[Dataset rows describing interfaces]

= = = =

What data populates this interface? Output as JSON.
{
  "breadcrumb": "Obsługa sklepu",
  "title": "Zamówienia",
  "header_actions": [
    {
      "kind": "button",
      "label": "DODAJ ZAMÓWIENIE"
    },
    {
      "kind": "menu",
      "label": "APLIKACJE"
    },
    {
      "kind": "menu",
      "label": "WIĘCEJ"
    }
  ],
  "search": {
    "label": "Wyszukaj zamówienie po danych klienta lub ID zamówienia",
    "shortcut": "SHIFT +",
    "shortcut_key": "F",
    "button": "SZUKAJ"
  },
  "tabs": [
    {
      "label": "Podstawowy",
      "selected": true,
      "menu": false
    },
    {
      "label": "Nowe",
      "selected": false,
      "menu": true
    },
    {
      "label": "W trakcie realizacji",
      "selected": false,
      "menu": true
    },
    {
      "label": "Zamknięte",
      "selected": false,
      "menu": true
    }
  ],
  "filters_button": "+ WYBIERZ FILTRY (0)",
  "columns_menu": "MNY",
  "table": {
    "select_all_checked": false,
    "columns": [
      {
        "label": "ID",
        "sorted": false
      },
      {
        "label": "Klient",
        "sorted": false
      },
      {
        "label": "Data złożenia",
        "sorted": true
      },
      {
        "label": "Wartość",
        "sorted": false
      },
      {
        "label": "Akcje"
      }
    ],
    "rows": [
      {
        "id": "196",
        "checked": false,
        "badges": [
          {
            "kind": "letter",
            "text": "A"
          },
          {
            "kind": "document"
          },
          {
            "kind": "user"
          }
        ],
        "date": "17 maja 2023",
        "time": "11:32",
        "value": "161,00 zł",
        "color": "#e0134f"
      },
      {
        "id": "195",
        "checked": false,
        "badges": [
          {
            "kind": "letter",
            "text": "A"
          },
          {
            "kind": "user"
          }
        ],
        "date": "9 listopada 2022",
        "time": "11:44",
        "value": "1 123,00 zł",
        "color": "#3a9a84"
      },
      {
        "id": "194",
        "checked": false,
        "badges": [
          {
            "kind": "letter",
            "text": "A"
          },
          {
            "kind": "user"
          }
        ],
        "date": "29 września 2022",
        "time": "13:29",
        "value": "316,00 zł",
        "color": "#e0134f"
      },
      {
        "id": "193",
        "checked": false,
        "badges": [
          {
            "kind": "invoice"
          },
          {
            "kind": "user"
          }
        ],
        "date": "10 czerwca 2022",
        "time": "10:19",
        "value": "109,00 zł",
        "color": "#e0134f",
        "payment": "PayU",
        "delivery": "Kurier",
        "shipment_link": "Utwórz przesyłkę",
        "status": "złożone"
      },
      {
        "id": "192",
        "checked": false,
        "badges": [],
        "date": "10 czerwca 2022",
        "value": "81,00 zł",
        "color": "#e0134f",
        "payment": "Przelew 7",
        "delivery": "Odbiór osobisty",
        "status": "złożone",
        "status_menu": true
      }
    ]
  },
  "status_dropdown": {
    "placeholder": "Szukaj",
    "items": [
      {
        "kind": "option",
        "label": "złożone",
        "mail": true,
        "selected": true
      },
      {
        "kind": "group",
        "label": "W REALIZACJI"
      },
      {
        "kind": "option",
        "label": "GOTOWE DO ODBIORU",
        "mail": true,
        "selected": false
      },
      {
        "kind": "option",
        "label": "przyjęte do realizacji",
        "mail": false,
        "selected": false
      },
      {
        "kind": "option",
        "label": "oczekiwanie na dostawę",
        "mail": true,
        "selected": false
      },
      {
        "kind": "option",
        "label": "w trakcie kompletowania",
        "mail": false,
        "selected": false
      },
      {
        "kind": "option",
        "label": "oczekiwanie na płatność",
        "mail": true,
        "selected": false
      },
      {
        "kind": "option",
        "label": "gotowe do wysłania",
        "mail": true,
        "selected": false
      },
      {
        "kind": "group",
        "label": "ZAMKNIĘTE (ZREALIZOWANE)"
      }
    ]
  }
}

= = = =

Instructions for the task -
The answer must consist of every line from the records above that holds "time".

Response to this exercise -
        "time": "11:32",
        "time": "11:44",
        "time": "13:29",
        "time": "10:19",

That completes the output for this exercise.